Temasek Holdings should be reformed and the way we building reserves relooked into. What is the correct size of reserves? ...What is the correct risk level they should take? So far they have build these reserves in a "more the merrier" manner. Remember the reserves are the build up from the blood and sweat of Singaporeans...more reserves doesn't mean better because it comes from Singaporeans. Other funds are managed by smaller teams and are fully transparent e.g. Calpers and Norwegian pension funds. It should be managed by experienced professionals not people whose expertise are in other areas (how many funds did Ho Ching manage before joining Temasek, how many funds did the former CDF Ng Yat Chong manage before joining Temasek?). Yes, these are brilliant elites whose brain power lesser mortals cannot begin to appreciate but shouldn't Temasek be hiring experienced fund managers with track records? We continued to be told incomplete truths about our reserves such as revelation that Temasek Holdings performed better than benchmark stock indices (31% vs 44%). The fact is not all of Temasek's Holdings are in the form of equities e.g real estate and other assets which are not traded on the markets and accounted by book value so the benchmark wasn't an apples to apples comparison.....this fact was not missed by netizens[Link] [Link]

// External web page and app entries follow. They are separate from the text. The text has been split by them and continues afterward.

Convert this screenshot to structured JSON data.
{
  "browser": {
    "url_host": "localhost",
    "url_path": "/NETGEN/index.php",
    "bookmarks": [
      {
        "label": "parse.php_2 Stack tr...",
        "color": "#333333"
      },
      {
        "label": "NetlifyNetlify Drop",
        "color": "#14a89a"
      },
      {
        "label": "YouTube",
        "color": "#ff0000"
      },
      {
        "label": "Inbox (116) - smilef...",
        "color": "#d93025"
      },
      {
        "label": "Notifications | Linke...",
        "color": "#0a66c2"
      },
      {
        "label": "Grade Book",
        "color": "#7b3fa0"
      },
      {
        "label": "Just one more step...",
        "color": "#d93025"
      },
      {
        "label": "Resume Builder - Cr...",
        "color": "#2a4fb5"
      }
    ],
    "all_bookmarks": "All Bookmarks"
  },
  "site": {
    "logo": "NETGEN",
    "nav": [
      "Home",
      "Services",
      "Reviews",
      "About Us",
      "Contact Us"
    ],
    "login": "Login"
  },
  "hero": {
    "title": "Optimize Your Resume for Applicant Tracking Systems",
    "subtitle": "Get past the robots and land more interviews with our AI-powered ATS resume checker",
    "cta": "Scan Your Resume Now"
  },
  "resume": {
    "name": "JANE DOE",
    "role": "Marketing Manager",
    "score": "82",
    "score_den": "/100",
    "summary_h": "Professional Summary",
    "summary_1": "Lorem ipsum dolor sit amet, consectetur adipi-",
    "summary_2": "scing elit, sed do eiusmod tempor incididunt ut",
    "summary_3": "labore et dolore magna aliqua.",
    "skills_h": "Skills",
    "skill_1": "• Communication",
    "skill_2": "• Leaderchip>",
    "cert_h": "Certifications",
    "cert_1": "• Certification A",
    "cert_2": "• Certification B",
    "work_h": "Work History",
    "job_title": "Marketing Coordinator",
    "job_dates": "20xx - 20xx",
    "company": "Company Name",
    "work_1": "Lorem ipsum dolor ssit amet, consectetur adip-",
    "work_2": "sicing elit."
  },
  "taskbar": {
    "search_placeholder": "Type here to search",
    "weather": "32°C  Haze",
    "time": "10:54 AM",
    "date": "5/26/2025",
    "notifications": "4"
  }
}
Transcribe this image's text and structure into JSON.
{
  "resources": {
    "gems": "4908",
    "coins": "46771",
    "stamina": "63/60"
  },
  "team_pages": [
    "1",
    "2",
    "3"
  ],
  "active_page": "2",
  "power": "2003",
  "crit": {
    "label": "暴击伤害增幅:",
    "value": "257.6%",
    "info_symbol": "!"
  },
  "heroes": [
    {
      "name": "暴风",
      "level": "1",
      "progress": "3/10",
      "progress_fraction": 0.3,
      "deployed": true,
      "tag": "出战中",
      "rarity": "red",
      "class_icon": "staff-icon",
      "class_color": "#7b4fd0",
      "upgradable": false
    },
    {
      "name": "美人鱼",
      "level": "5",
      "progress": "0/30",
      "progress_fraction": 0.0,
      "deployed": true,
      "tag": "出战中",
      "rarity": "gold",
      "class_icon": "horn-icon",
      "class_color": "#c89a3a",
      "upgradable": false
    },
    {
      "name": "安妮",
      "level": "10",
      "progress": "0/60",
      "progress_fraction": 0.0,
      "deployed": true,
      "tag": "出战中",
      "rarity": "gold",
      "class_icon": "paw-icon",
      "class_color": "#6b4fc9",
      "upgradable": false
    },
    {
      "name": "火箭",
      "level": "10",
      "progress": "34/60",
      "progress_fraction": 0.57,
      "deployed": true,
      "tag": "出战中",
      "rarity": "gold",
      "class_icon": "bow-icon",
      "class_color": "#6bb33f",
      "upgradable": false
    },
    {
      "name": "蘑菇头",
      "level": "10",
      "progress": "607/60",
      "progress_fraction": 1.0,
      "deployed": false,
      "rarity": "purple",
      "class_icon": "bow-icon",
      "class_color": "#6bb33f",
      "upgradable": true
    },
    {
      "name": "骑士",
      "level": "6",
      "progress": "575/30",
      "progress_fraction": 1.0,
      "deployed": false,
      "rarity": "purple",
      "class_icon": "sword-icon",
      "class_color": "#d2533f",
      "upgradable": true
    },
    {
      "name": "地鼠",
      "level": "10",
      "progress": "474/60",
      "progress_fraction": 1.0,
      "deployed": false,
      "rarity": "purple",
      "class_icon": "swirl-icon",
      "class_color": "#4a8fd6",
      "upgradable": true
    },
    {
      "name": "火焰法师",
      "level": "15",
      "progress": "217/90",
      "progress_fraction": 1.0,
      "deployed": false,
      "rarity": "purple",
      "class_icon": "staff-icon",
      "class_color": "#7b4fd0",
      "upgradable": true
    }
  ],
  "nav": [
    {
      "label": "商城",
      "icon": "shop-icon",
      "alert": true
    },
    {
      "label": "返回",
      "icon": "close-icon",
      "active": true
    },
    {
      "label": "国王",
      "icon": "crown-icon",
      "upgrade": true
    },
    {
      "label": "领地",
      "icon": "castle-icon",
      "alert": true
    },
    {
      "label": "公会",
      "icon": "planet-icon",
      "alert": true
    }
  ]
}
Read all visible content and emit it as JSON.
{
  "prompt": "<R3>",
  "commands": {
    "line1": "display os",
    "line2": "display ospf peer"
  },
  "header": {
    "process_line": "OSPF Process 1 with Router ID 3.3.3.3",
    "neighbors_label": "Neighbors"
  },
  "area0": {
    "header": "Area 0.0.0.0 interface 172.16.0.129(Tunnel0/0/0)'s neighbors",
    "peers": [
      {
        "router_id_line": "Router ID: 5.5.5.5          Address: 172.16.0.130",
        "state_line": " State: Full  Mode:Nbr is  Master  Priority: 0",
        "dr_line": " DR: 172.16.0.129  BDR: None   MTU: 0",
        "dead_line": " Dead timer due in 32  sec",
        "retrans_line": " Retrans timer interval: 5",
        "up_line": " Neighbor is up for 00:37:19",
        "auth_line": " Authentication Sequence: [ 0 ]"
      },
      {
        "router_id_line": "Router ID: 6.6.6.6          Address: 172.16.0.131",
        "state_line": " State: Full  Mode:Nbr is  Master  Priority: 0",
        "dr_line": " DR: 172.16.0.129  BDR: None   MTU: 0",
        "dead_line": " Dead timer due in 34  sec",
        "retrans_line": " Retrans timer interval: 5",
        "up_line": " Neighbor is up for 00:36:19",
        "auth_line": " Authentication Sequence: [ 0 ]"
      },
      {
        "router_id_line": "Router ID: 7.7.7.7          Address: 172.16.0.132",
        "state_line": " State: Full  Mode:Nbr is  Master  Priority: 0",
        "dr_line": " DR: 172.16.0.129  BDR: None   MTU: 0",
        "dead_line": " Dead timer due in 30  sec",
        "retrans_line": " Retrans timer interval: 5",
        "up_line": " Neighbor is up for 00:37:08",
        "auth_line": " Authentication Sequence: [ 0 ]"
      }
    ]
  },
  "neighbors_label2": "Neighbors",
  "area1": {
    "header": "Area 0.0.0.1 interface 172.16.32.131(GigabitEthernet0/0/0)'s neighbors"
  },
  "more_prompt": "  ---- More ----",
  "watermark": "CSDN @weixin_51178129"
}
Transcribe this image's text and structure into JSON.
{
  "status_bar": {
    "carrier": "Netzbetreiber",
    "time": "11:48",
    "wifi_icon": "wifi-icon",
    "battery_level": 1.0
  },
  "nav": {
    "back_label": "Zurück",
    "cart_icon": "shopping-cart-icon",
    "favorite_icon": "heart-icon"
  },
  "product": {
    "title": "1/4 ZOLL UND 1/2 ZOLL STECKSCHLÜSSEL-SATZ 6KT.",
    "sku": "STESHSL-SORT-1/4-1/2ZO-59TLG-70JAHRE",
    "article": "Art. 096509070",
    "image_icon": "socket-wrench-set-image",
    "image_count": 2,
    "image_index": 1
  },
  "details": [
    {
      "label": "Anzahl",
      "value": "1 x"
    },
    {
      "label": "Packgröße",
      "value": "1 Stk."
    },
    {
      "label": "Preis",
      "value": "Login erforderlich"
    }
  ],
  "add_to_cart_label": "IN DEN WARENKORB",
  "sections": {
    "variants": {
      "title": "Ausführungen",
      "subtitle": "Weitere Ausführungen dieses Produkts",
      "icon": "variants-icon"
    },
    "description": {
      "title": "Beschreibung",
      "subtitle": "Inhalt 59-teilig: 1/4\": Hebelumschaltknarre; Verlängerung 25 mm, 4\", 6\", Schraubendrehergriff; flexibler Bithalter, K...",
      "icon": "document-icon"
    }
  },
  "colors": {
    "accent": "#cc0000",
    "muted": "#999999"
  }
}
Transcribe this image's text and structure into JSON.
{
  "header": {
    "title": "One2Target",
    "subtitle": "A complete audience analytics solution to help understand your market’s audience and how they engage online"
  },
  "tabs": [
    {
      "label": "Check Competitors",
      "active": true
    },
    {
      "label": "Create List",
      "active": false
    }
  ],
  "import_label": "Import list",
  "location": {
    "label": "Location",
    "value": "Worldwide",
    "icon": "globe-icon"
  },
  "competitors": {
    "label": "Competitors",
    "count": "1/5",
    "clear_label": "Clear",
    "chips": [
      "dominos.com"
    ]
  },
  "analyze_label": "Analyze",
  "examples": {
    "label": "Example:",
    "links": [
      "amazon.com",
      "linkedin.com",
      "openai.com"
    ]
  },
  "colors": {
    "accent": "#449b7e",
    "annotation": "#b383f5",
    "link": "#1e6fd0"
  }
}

MM Lee explains Singapore's long-term investment horizon
By Valarie Tan, Channel NewsAsia Posted: 06 February 2009 2325 hrsSINGAPORE : Singapore's Minister Mentor Lee Kuan Yew has said the country has over S$100 billion in reserves today, unlike the 1960s when the country first gained independence.But the Republic has not relied on borrowing to fund its investments.Mr Lee said: "Within three to four years, the economy must recover."The minister mentor gave his forecast on the economy to 1,500 of his Tanjong Pagar constituents at a Lunar New Year dinner on Friday.He said that the Singapore government turned many of its stocks and shares into cash early last year before prices went down. That was why the country was able to invest in the American banks.Mr Lee explained: "When we invest, we are investing for 10, 15, 20 years. You may look as if you are making a big loss today, but you have not borrowed money to invest. You will ride the storm, the company recovers, your shares go up."But he said that Singapore is not a master of its own economy.He said: "Of all the economies in the world, we have the highest percentage of external trade - three and a quarter times our GDP. No other country has got that size of external trade. So when the external trade shrinks, remember it is going to hurt us."Still, Mr Lee is confident Singapore will recover from the current downturn, due to various reasons like good labour relations and pro-investment climate in the country. But he said that giving handouts will not help boost spending and the economy."So those MPs who say, 'Give S$300 to every citizen and we will boost the retailers', they just do not understand the bigger picture. You give S$300 like that and it is gone in a shot, and all the things that they will buy, three-quarters of it are imported," he said.Mr Lee added that, with luck, America's economy may recover by the end of this year or early 2010. He said the outcome of President Barack Obama's economic plans is expected in nine months. And by then, the Singapore government may have to update its record S$20.6 billion national budget. - CNA/ms